Here’s a collection of “orphan” survey questions being asked using the DIY research tool, Google Consumer Surveys, with a goal of measuring how ripe conditions are for a 2-year extended warranty that includes coverage for accidental breakage. (“Orphan” means: a respondent sees one, and only one, of the questions; no respondent sees all of the question.)
That said, here’s where a professional researcher might have helped.
- On Question 1, top left, the Google-Matic Answer-Choice Randomizer should have been turned off, so the answer choices were presented in a rational order, not in a random wreck.
- On Question 2, middle left, the Randomizer should have been turned off.
- On Question 4, top right, answer choice #4 should have been rewritten to be: “Not difficult but time consuming” … or … “Not difficult and not time consuming.” As written, it’s hard to know which one is intended.
- On Questions 5 and 6, bottom right, both questions as written should have multiple-select answer choices (also known as: check boxes). Questions that are structured as “pick one, and only one, answer” (also known as: radio buttons), must be phrased as, “Which one of the following …” or “Which of these would you most …”Question wording and answer choices must be a matched pair. If you signal respondents that you are looking for one, and only one, answer, then you use an answer-choice structure which permits one, and only one, answer. If you signal respondents that more than one answer choice is possible, then you must permit them to offer more than one answer choice.

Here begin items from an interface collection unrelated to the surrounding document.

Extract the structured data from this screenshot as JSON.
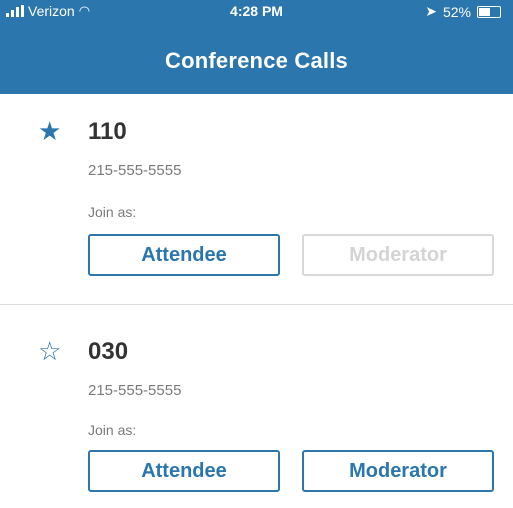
{
  "status_bar": {
    "carrier": "Verizon",
    "time": "4:28 PM",
    "battery": "52%",
    "battery_level": 0.52
  },
  "header": {
    "title": "Conference Calls"
  },
  "conferences": [
    {
      "number": "110",
      "phone": "215-555-5555",
      "favorite": true,
      "star_icon": "★",
      "join_label": "Join as:",
      "attendee_label": "Attendee",
      "moderator_label": "Moderator",
      "moderator_enabled": false
    },
    {
      "number": "030",
      "phone": "215-555-5555",
      "favorite": false,
      "star_icon": "☆",
      "join_label": "Join as:",
      "attendee_label": "Attendee",
      "moderator_label": "Moderator",
      "moderator_enabled": true
    }
  ],
  "colors": {
    "brand": "#2a76ad",
    "disabled": "#d8d8d8",
    "muted_text": "#7a7a7a"
  }
}
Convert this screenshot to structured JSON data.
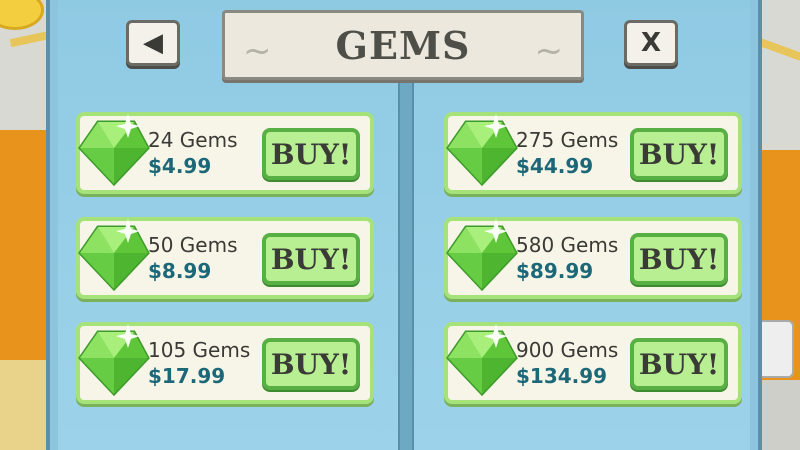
{
  "title": "GEMS",
  "nav": {
    "back_icon": "◀",
    "close_label": "X"
  },
  "offers": [
    {
      "quantity": "24 Gems",
      "price": "$4.99",
      "buy_label": "BUY!"
    },
    {
      "quantity": "275 Gems",
      "price": "$44.99",
      "buy_label": "BUY!"
    },
    {
      "quantity": "50 Gems",
      "price": "$8.99",
      "buy_label": "BUY!"
    },
    {
      "quantity": "580 Gems",
      "price": "$89.99",
      "buy_label": "BUY!"
    },
    {
      "quantity": "105 Gems",
      "price": "$17.99",
      "buy_label": "BUY!"
    },
    {
      "quantity": "900 Gems",
      "price": "$134.99",
      "buy_label": "BUY!"
    }
  ],
  "colors": {
    "panel": "#8ec5de",
    "card_border": "#a6e27a",
    "buy_button": "#b8ef92",
    "price_text": "#1d6878",
    "gem": "#7ed957"
  }
}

Professional researchers can help you work with a DIY tool such as Google Consumer Surveys (#gsurveys), or can steer you to a full-service solution, if that is the better value. A good, professional researcher should offer just as much help as you require, but no more.